Source material

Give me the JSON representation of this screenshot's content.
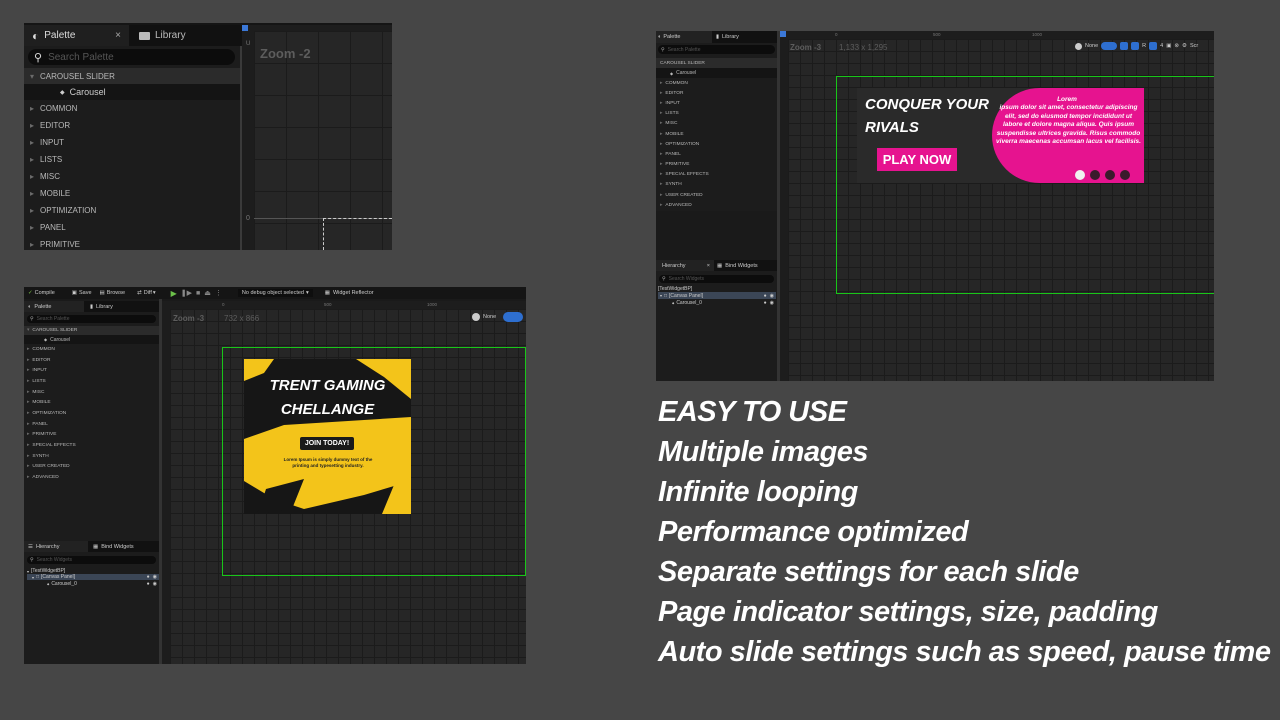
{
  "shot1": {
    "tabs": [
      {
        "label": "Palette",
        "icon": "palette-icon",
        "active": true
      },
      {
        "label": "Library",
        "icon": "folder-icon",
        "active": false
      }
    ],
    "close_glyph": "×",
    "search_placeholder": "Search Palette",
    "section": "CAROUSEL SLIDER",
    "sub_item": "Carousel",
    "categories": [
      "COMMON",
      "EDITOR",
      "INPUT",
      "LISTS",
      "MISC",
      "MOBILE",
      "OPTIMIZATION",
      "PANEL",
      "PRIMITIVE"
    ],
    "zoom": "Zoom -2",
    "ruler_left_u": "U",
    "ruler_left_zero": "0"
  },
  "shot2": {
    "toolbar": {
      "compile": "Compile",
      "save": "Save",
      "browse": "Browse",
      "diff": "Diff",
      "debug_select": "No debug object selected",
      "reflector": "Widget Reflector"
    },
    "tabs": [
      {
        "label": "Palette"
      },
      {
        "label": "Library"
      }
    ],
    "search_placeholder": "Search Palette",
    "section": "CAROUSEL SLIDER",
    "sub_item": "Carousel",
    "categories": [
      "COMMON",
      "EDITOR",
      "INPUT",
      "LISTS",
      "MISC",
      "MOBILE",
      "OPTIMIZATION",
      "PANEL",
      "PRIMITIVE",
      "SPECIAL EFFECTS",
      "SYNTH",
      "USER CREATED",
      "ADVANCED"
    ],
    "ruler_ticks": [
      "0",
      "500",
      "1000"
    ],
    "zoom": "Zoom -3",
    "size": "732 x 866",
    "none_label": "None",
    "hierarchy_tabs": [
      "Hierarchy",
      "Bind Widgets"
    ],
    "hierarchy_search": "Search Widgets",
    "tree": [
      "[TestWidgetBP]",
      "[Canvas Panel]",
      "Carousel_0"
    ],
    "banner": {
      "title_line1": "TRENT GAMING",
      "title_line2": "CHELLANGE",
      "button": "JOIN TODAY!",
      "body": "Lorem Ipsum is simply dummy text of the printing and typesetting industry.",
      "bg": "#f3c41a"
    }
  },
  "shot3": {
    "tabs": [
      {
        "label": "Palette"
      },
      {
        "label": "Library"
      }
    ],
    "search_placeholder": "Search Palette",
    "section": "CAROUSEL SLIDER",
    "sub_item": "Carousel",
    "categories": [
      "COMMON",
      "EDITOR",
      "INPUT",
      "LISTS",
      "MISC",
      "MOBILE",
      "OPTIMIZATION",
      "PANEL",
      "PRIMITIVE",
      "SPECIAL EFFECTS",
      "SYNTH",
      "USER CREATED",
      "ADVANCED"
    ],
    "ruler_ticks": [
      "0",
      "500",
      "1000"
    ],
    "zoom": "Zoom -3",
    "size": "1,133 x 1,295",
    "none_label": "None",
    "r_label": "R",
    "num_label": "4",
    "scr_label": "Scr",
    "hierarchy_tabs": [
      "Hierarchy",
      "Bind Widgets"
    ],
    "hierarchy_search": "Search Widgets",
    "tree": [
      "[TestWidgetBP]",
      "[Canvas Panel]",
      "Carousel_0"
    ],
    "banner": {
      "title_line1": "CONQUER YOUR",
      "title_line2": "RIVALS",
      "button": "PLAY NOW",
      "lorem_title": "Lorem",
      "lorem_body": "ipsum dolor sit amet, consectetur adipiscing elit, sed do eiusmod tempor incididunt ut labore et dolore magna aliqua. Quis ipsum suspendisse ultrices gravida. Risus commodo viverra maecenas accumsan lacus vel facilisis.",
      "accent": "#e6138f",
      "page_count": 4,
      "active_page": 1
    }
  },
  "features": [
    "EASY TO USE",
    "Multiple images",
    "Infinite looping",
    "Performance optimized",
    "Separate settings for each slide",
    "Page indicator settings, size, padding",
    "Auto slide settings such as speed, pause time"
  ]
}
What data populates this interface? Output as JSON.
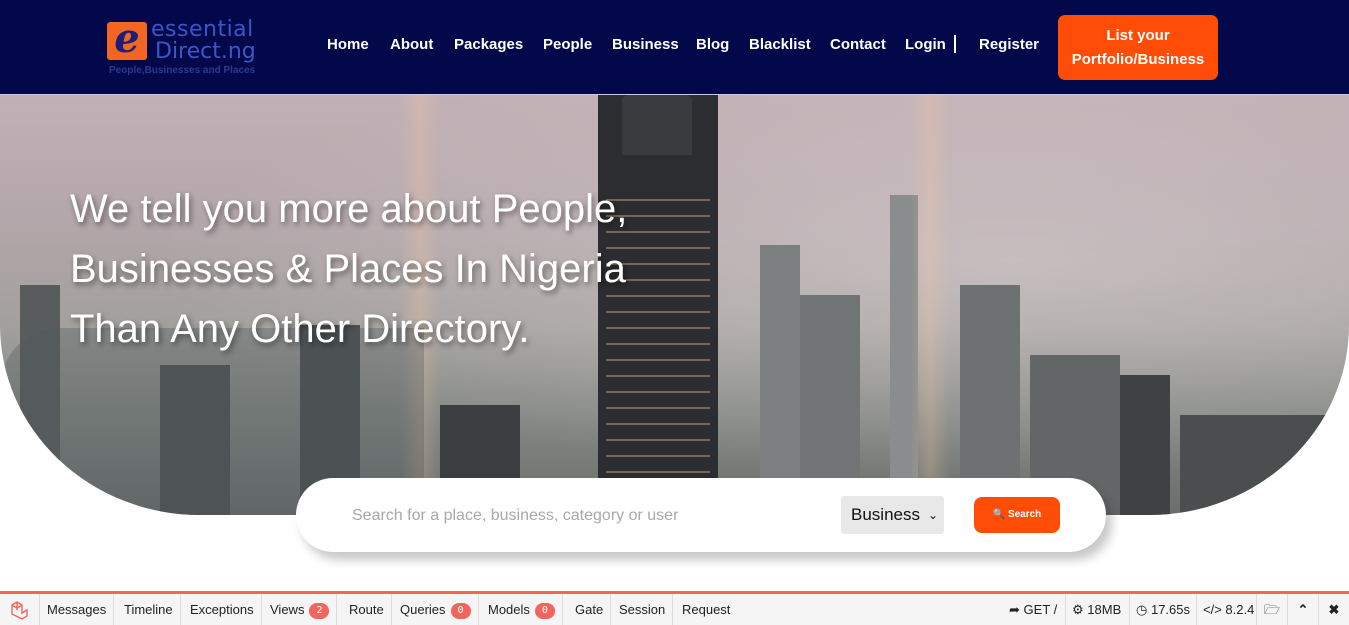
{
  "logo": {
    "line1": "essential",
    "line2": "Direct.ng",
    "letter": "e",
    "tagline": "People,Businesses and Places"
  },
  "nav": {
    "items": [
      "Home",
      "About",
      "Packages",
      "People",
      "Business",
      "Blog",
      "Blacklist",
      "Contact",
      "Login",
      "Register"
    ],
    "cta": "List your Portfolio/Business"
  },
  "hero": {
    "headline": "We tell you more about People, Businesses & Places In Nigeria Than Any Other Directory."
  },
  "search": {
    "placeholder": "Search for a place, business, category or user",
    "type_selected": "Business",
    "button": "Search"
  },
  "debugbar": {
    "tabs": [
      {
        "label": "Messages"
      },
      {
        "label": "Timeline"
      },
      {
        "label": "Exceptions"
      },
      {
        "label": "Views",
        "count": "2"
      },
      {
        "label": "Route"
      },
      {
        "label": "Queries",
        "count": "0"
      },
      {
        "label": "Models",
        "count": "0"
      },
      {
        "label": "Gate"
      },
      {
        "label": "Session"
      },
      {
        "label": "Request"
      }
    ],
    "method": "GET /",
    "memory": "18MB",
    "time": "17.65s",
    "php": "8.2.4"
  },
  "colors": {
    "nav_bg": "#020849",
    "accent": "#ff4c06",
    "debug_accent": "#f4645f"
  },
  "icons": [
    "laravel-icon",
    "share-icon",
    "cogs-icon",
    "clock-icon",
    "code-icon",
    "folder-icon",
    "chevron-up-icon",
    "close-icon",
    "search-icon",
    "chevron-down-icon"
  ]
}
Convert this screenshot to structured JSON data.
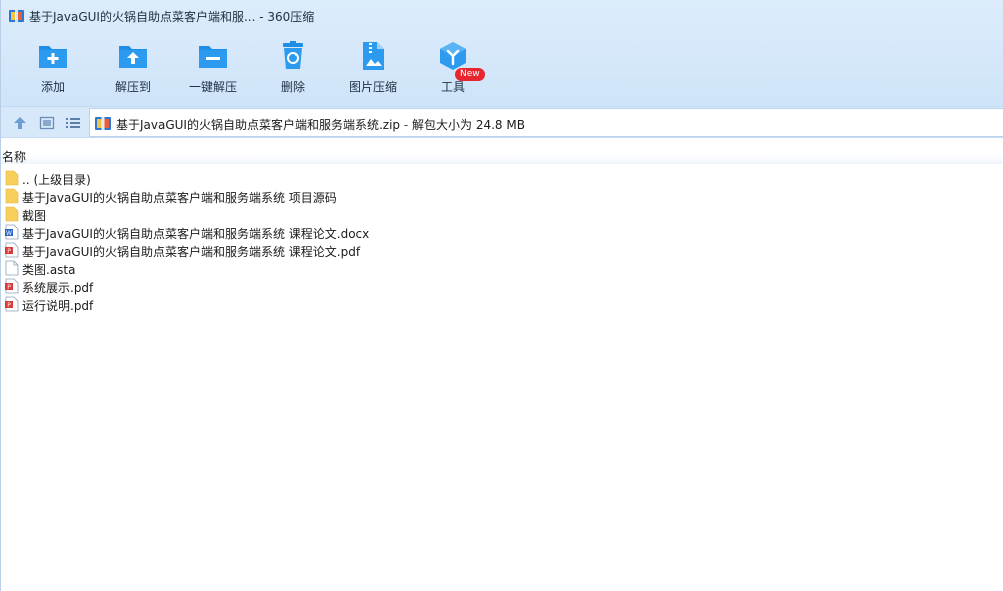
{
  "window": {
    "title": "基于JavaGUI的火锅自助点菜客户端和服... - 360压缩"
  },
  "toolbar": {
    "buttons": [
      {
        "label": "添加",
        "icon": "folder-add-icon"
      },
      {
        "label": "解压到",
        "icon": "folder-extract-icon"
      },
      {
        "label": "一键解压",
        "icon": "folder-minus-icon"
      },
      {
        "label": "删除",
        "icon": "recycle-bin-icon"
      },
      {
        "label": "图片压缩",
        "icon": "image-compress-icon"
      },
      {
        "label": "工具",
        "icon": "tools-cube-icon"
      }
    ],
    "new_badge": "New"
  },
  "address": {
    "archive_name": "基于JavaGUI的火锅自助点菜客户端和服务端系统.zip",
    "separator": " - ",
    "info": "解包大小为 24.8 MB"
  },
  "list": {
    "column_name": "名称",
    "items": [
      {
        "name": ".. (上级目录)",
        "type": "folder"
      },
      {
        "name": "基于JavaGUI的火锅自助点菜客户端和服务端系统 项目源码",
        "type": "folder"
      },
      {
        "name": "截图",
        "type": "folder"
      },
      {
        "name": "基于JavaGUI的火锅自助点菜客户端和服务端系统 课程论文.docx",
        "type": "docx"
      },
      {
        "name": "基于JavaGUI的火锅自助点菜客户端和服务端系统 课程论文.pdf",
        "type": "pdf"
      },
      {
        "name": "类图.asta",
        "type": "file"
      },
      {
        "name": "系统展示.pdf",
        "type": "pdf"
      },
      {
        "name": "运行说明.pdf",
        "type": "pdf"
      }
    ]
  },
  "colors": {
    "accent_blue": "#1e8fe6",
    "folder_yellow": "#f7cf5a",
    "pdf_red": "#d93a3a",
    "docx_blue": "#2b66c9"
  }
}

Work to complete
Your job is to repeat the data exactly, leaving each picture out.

Expected answer
Give me the JSON representation of this screenshot's content.
{
  "shot1": {
    "tabs": [
      {
        "label": "Palette",
        "icon": "palette-icon",
        "active": true
      },
      {
        "label": "Library",
        "icon": "folder-icon",
        "active": false
      }
    ],
    "close_glyph": "×",
    "search_placeholder": "Search Palette",
    "section": "CAROUSEL SLIDER",
    "sub_item": "Carousel",
    "categories": [
      "COMMON",
      "EDITOR",
      "INPUT",
      "LISTS",
      "MISC",
      "MOBILE",
      "OPTIMIZATION",
      "PANEL",
      "PRIMITIVE"
    ],
    "zoom": "Zoom -2",
    "ruler_left_u": "U",
    "ruler_left_zero": "0"
  },
  "shot2": {
    "toolbar": {
      "compile": "Compile",
      "save": "Save",
      "browse": "Browse",
      "diff": "Diff",
      "debug_select": "No debug object selected",
      "reflector": "Widget Reflector"
    },
    "tabs": [
      {
        "label": "Palette"
      },
      {
        "label": "Library"
      }
    ],
    "search_placeholder": "Search Palette",
    "section": "CAROUSEL SLIDER",
    "sub_item": "Carousel",
    "categories": [
      "COMMON",
      "EDITOR",
      "INPUT",
      "LISTS",
      "MISC",
      "MOBILE",
      "OPTIMIZATION",
      "PANEL",
      "PRIMITIVE",
      "SPECIAL EFFECTS",
      "SYNTH",
      "USER CREATED",
      "ADVANCED"
    ],
    "ruler_ticks": [
      "0",
      "500",
      "1000"
    ],
    "zoom": "Zoom -3",
    "size": "732 x 866",
    "none_label": "None",
    "hierarchy_tabs": [
      "Hierarchy",
      "Bind Widgets"
    ],
    "hierarchy_search": "Search Widgets",
    "tree": [
      "[TestWidgetBP]",
      "[Canvas Panel]",
      "Carousel_0"
    ],
    "banner": {
      "title_line1": "TRENT GAMING",
      "title_line2": "CHELLANGE",
      "button": "JOIN TODAY!",
      "body": "Lorem Ipsum is simply dummy text of the printing and typesetting industry.",
      "bg": "#f3c41a"
    }
  },
  "shot3": {
    "tabs": [
      {
        "label": "Palette"
      },
      {
        "label": "Library"
      }
    ],
    "search_placeholder": "Search Palette",
    "section": "CAROUSEL SLIDER",
    "sub_item": "Carousel",
    "categories": [
      "COMMON",
      "EDITOR",
      "INPUT",
      "LISTS",
      "MISC",
      "MOBILE",
      "OPTIMIZATION",
      "PANEL",
      "PRIMITIVE",
      "SPECIAL EFFECTS",
      "SYNTH",
      "USER CREATED",
      "ADVANCED"
    ],
    "ruler_ticks": [
      "0",
      "500",
      "1000"
    ],
    "zoom": "Zoom -3",
    "size": "1,133 x 1,295",
    "none_label": "None",
    "r_label": "R",
    "num_label": "4",
    "scr_label": "Scr",
    "hierarchy_tabs": [
      "Hierarchy",
      "Bind Widgets"
    ],
    "hierarchy_search": "Search Widgets",
    "tree": [
      "[TestWidgetBP]",
      "[Canvas Panel]",
      "Carousel_0"
    ],
    "banner": {
      "title_line1": "CONQUER YOUR",
      "title_line2": "RIVALS",
      "button": "PLAY NOW",
      "lorem_title": "Lorem",
      "lorem_body": "ipsum dolor sit amet, consectetur adipiscing elit, sed do eiusmod tempor incididunt ut labore et dolore magna aliqua. Quis ipsum suspendisse ultrices gravida. Risus commodo viverra maecenas accumsan lacus vel facilisis.",
      "accent": "#e6138f",
      "page_count": 4,
      "active_page": 1
    }
  },
  "features": [
    "EASY TO USE",
    "Multiple images",
    "Infinite looping",
    "Performance optimized",
    "Separate settings for each slide",
    "Page indicator settings, size, padding",
    "Auto slide settings such as speed, pause time"
  ]
}
What data populates this interface? Output as JSON.
{
  "logo": {
    "line1": "essential",
    "line2": "Direct.ng",
    "letter": "e",
    "tagline": "People,Businesses and Places"
  },
  "nav": {
    "items": [
      "Home",
      "About",
      "Packages",
      "People",
      "Business",
      "Blog",
      "Blacklist",
      "Contact",
      "Login",
      "Register"
    ],
    "cta": "List your Portfolio/Business"
  },
  "hero": {
    "headline": "We tell you more about People, Businesses & Places In Nigeria Than Any Other Directory."
  },
  "search": {
    "placeholder": "Search for a place, business, category or user",
    "type_selected": "Business",
    "button": "Search"
  },
  "debugbar": {
    "tabs": [
      {
        "label": "Messages"
      },
      {
        "label": "Timeline"
      },
      {
        "label": "Exceptions"
      },
      {
        "label": "Views",
        "count": "2"
      },
      {
        "label": "Route"
      },
      {
        "label": "Queries",
        "count": "0"
      },
      {
        "label": "Models",
        "count": "0"
      },
      {
        "label": "Gate"
      },
      {
        "label": "Session"
      },
      {
        "label": "Request"
      }
    ],
    "method": "GET /",
    "memory": "18MB",
    "time": "17.65s",
    "php": "8.2.4"
  },
  "colors": {
    "nav_bg": "#020849",
    "accent": "#ff4c06",
    "debug_accent": "#f4645f"
  },
  "icons": [
    "laravel-icon",
    "share-icon",
    "cogs-icon",
    "clock-icon",
    "code-icon",
    "folder-icon",
    "chevron-up-icon",
    "close-icon",
    "search-icon",
    "chevron-down-icon"
  ]
}
Convert this screenshot to structured JSON data.
{
  "window": {
    "title": "基于JavaGUI的火锅自助点菜客户端和服... - 360压缩"
  },
  "toolbar": {
    "buttons": [
      {
        "label": "添加",
        "icon": "folder-add-icon"
      },
      {
        "label": "解压到",
        "icon": "folder-extract-icon"
      },
      {
        "label": "一键解压",
        "icon": "folder-minus-icon"
      },
      {
        "label": "删除",
        "icon": "recycle-bin-icon"
      },
      {
        "label": "图片压缩",
        "icon": "image-compress-icon"
      },
      {
        "label": "工具",
        "icon": "tools-cube-icon"
      }
    ],
    "new_badge": "New"
  },
  "address": {
    "archive_name": "基于JavaGUI的火锅自助点菜客户端和服务端系统.zip",
    "separator": " - ",
    "info": "解包大小为 24.8 MB"
  },
  "list": {
    "column_name": "名称",
    "items": [
      {
        "name": ".. (上级目录)",
        "type": "folder"
      },
      {
        "name": "基于JavaGUI的火锅自助点菜客户端和服务端系统 项目源码",
        "type": "folder"
      },
      {
        "name": "截图",
        "type": "folder"
      },
      {
        "name": "基于JavaGUI的火锅自助点菜客户端和服务端系统 课程论文.docx",
        "type": "docx"
      },
      {
        "name": "基于JavaGUI的火锅自助点菜客户端和服务端系统 课程论文.pdf",
        "type": "pdf"
      },
      {
        "name": "类图.asta",
        "type": "file"
      },
      {
        "name": "系统展示.pdf",
        "type": "pdf"
      },
      {
        "name": "运行说明.pdf",
        "type": "pdf"
      }
    ]
  },
  "colors": {
    "accent_blue": "#1e8fe6",
    "folder_yellow": "#f7cf5a",
    "pdf_red": "#d93a3a",
    "docx_blue": "#2b66c9"
  }
}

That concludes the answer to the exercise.